Work item | Without any pictures, output the records exactly as they are.

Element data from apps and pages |
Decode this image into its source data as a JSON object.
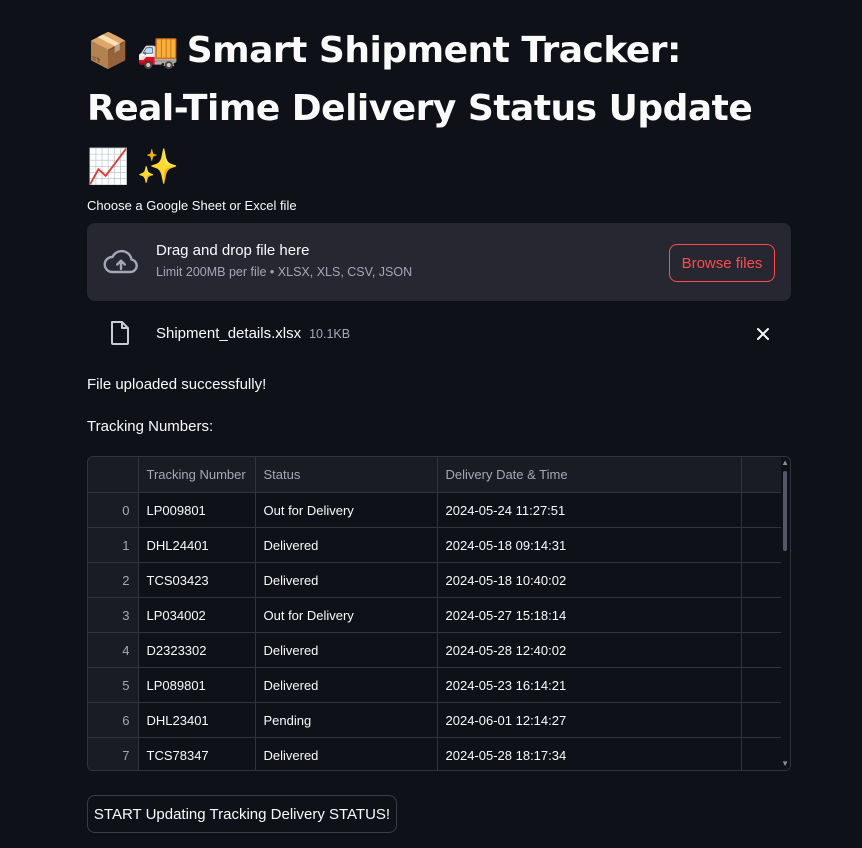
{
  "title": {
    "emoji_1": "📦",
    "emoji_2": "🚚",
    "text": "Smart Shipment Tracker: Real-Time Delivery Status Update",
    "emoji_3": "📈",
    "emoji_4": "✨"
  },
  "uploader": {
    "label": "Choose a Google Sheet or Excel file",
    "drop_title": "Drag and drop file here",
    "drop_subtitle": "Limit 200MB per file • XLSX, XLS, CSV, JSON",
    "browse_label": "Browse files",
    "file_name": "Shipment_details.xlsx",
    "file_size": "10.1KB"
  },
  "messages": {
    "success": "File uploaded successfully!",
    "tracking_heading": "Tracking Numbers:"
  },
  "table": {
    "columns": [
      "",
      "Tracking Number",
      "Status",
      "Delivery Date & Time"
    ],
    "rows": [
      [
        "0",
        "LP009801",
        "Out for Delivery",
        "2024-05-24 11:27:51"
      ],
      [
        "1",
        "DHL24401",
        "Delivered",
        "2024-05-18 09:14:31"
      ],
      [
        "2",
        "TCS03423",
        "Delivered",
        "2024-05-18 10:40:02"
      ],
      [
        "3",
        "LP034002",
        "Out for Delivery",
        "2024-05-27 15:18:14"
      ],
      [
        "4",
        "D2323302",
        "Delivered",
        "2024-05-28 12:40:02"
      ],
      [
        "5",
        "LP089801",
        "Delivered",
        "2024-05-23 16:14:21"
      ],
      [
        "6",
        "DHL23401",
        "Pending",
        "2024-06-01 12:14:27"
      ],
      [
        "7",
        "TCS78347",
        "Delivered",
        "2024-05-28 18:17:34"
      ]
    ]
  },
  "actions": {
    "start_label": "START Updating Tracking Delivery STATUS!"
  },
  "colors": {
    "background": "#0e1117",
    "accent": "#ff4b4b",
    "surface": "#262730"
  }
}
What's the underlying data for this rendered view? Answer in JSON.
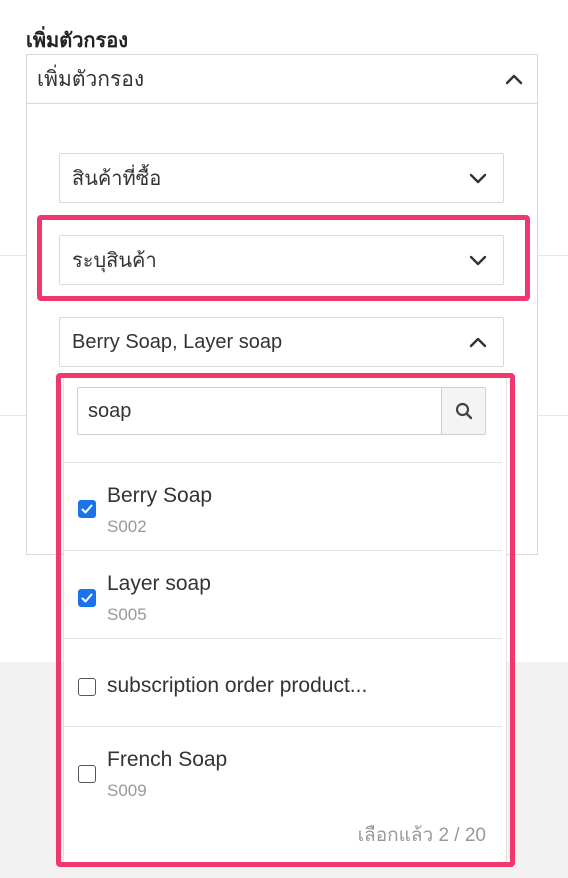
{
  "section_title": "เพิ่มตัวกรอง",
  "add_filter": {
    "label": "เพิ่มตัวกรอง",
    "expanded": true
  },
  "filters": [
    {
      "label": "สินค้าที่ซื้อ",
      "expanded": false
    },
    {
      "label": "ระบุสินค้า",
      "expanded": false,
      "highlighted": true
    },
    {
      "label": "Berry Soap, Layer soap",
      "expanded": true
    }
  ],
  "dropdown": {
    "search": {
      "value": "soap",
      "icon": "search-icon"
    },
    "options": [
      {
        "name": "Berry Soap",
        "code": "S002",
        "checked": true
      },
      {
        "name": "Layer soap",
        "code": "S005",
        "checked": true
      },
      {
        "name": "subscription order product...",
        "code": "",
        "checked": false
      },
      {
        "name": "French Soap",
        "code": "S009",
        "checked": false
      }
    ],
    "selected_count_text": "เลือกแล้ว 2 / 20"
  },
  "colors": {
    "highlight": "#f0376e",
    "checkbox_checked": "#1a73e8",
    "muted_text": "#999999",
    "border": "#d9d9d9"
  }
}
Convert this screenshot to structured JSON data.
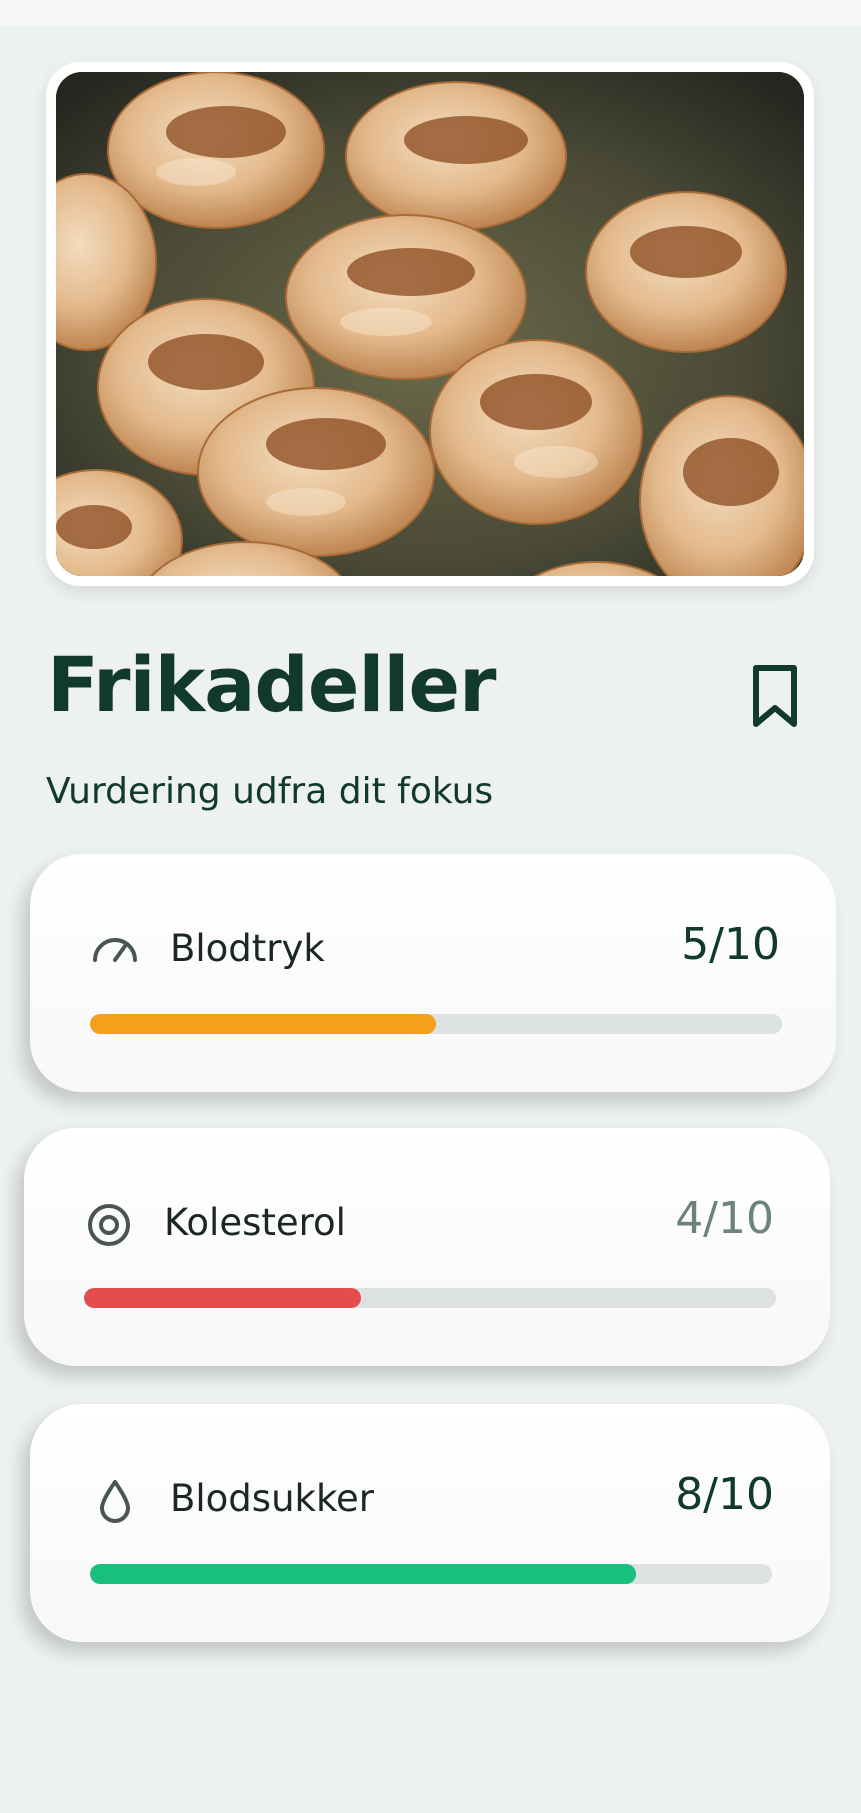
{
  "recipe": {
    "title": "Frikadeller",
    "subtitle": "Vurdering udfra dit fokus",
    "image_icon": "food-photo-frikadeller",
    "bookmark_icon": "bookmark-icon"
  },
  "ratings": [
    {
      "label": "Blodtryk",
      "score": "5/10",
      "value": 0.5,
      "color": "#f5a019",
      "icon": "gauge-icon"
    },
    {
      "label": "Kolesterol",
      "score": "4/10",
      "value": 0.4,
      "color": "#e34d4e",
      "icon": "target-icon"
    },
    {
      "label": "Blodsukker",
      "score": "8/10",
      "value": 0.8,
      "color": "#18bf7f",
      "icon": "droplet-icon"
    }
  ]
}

Answer section |
Decode this image into its source data as a JSON object.
{
  "title": {
    "emoji_1": "📦",
    "emoji_2": "🚚",
    "text": "Smart Shipment Tracker: Real-Time Delivery Status Update",
    "emoji_3": "📈",
    "emoji_4": "✨"
  },
  "uploader": {
    "label": "Choose a Google Sheet or Excel file",
    "drop_title": "Drag and drop file here",
    "drop_subtitle": "Limit 200MB per file • XLSX, XLS, CSV, JSON",
    "browse_label": "Browse files",
    "file_name": "Shipment_details.xlsx",
    "file_size": "10.1KB"
  },
  "messages": {
    "success": "File uploaded successfully!",
    "tracking_heading": "Tracking Numbers:"
  },
  "table": {
    "columns": [
      "",
      "Tracking Number",
      "Status",
      "Delivery Date & Time"
    ],
    "rows": [
      [
        "0",
        "LP009801",
        "Out for Delivery",
        "2024-05-24 11:27:51"
      ],
      [
        "1",
        "DHL24401",
        "Delivered",
        "2024-05-18 09:14:31"
      ],
      [
        "2",
        "TCS03423",
        "Delivered",
        "2024-05-18 10:40:02"
      ],
      [
        "3",
        "LP034002",
        "Out for Delivery",
        "2024-05-27 15:18:14"
      ],
      [
        "4",
        "D2323302",
        "Delivered",
        "2024-05-28 12:40:02"
      ],
      [
        "5",
        "LP089801",
        "Delivered",
        "2024-05-23 16:14:21"
      ],
      [
        "6",
        "DHL23401",
        "Pending",
        "2024-06-01 12:14:27"
      ],
      [
        "7",
        "TCS78347",
        "Delivered",
        "2024-05-28 18:17:34"
      ]
    ]
  },
  "actions": {
    "start_label": "START Updating Tracking Delivery STATUS!"
  },
  "colors": {
    "background": "#0e1117",
    "accent": "#ff4b4b",
    "surface": "#262730"
  }
}
What's the underlying data for this rendered view? Answer in JSON.
{
  "section_title": "เพิ่มตัวกรอง",
  "add_filter": {
    "label": "เพิ่มตัวกรอง",
    "expanded": true
  },
  "filters": [
    {
      "label": "สินค้าที่ซื้อ",
      "expanded": false
    },
    {
      "label": "ระบุสินค้า",
      "expanded": false,
      "highlighted": true
    },
    {
      "label": "Berry Soap, Layer soap",
      "expanded": true
    }
  ],
  "dropdown": {
    "search": {
      "value": "soap",
      "icon": "search-icon"
    },
    "options": [
      {
        "name": "Berry Soap",
        "code": "S002",
        "checked": true
      },
      {
        "name": "Layer soap",
        "code": "S005",
        "checked": true
      },
      {
        "name": "subscription order product...",
        "code": "",
        "checked": false
      },
      {
        "name": "French Soap",
        "code": "S009",
        "checked": false
      }
    ],
    "selected_count_text": "เลือกแล้ว 2 / 20"
  },
  "colors": {
    "highlight": "#f0376e",
    "checkbox_checked": "#1a73e8",
    "muted_text": "#999999",
    "border": "#d9d9d9"
  }
}
Convert this screenshot to structured JSON data.
{
  "recipe": {
    "title": "Frikadeller",
    "subtitle": "Vurdering udfra dit fokus",
    "image_icon": "food-photo-frikadeller",
    "bookmark_icon": "bookmark-icon"
  },
  "ratings": [
    {
      "label": "Blodtryk",
      "score": "5/10",
      "value": 0.5,
      "color": "#f5a019",
      "icon": "gauge-icon"
    },
    {
      "label": "Kolesterol",
      "score": "4/10",
      "value": 0.4,
      "color": "#e34d4e",
      "icon": "target-icon"
    },
    {
      "label": "Blodsukker",
      "score": "8/10",
      "value": 0.8,
      "color": "#18bf7f",
      "icon": "droplet-icon"
    }
  ]
}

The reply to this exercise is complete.